EXTRACTED MATERIAL

• • • • • • •

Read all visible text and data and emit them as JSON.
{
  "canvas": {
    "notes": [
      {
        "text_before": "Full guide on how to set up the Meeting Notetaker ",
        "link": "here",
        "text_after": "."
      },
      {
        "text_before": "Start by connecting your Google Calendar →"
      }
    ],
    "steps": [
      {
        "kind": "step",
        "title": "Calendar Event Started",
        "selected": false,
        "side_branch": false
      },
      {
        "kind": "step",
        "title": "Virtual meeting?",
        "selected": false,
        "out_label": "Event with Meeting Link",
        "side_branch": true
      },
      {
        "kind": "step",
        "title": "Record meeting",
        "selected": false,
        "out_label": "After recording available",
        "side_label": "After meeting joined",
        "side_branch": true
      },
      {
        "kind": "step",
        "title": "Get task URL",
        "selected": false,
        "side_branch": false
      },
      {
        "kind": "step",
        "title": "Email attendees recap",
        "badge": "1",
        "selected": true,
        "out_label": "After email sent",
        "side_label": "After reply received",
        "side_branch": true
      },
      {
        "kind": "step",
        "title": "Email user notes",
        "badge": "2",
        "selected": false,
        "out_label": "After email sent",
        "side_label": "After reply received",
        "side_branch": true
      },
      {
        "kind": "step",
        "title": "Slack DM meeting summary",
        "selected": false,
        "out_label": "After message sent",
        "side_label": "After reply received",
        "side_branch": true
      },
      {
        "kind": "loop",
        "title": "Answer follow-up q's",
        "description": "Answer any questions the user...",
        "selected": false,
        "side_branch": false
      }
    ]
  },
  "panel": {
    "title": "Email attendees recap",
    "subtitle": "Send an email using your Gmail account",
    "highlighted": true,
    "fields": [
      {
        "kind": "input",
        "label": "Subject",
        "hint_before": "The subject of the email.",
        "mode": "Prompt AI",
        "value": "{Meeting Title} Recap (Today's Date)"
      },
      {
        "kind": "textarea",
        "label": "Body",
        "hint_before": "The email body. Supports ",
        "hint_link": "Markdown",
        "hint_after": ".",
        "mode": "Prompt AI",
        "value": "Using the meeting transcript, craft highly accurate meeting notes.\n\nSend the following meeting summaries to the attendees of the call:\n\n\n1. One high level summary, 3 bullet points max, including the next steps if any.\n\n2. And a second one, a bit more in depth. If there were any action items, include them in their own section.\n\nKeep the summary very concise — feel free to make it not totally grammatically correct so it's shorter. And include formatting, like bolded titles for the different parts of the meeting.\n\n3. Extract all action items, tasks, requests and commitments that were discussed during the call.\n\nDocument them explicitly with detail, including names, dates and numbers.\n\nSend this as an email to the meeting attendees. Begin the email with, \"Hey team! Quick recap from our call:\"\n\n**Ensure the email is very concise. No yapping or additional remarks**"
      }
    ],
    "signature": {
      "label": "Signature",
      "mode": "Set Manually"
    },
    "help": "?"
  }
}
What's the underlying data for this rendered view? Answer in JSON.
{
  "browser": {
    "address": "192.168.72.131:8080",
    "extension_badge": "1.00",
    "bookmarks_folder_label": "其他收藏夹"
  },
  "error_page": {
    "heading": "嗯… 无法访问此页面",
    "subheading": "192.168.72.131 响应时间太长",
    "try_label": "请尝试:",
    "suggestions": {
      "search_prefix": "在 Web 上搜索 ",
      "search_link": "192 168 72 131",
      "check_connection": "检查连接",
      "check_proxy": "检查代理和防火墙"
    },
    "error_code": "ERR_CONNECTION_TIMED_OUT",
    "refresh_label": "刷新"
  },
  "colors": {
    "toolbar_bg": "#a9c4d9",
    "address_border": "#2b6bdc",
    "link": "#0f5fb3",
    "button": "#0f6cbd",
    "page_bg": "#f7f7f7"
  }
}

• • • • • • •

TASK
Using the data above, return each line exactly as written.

REPLY TO THE TASK
Read all visible text and data and emit them as JSON.
{
  "canvas": {
    "notes": [
      {
        "text_before": "Full guide on how to set up the Meeting Notetaker ",
        "link": "here",
        "text_after": "."
      },
      {
        "text_before": "Start by connecting your Google Calendar →"
      }
    ],
    "steps": [
      {
        "kind": "step",
        "title": "Calendar Event Started",
        "selected": false,
        "side_branch": false
      },
      {
        "kind": "step",
        "title": "Virtual meeting?",
        "selected": false,
        "out_label": "Event with Meeting Link",
        "side_branch": true
      },
      {
        "kind": "step",
        "title": "Record meeting",
        "selected": false,
        "out_label": "After recording available",
        "side_label": "After meeting joined",
        "side_branch": true
      },
      {
        "kind": "step",
        "title": "Get task URL",
        "selected": false,
        "side_branch": false
      },
      {
        "kind": "step",
        "title": "Email attendees recap",
        "badge": "1",
        "selected": true,
        "out_label": "After email sent",
        "side_label": "After reply received",
        "side_branch": true
      },
      {
        "kind": "step",
        "title": "Email user notes",
        "badge": "2",
        "selected": false,
        "out_label": "After email sent",
        "side_label": "After reply received",
        "side_branch": true
      },
      {
        "kind": "step",
        "title": "Slack DM meeting summary",
        "selected": false,
        "out_label": "After message sent",
        "side_label": "After reply received",
        "side_branch": true
      },
      {
        "kind": "loop",
        "title": "Answer follow-up q's",
        "description": "Answer any questions the user...",
        "selected": false,
        "side_branch": false
      }
    ]
  },
  "panel": {
    "title": "Email attendees recap",
    "subtitle": "Send an email using your Gmail account",
    "highlighted": true,
    "fields": [
      {
        "kind": "input",
        "label": "Subject",
        "hint_before": "The subject of the email.",
        "mode": "Prompt AI",
        "value": "{Meeting Title} Recap (Today's Date)"
      },
      {
        "kind": "textarea",
        "label": "Body",
        "hint_before": "The email body. Supports ",
        "hint_link": "Markdown",
        "hint_after": ".",
        "mode": "Prompt AI",
        "value": "Using the meeting transcript, craft highly accurate meeting notes.\n\nSend the following meeting summaries to the attendees of the call:\n\n\n1. One high level summary, 3 bullet points max, including the next steps if any.\n\n2. And a second one, a bit more in depth. If there were any action items, include them in their own section.\n\nKeep the summary very concise — feel free to make it not totally grammatically correct so it's shorter. And include formatting, like bolded titles for the different parts of the meeting.\n\n3. Extract all action items, tasks, requests and commitments that were discussed during the call.\n\nDocument them explicitly with detail, including names, dates and numbers.\n\nSend this as an email to the meeting attendees. Begin the email with, \"Hey team! Quick recap from our call:\"\n\n**Ensure the email is very concise. No yapping or additional remarks**"
      }
    ],
    "signature": {
      "label": "Signature",
      "mode": "Set Manually"
    },
    "help": "?"
  }
}
What's the underlying data for this rendered view? Answer in JSON.
{
  "browser": {
    "address": "192.168.72.131:8080",
    "extension_badge": "1.00",
    "bookmarks_folder_label": "其他收藏夹"
  },
  "error_page": {
    "heading": "嗯… 无法访问此页面",
    "subheading": "192.168.72.131 响应时间太长",
    "try_label": "请尝试:",
    "suggestions": {
      "search_prefix": "在 Web 上搜索 ",
      "search_link": "192 168 72 131",
      "check_connection": "检查连接",
      "check_proxy": "检查代理和防火墙"
    },
    "error_code": "ERR_CONNECTION_TIMED_OUT",
    "refresh_label": "刷新"
  },
  "colors": {
    "toolbar_bg": "#a9c4d9",
    "address_border": "#2b6bdc",
    "link": "#0f5fb3",
    "button": "#0f6cbd",
    "page_bg": "#f7f7f7"
  }
}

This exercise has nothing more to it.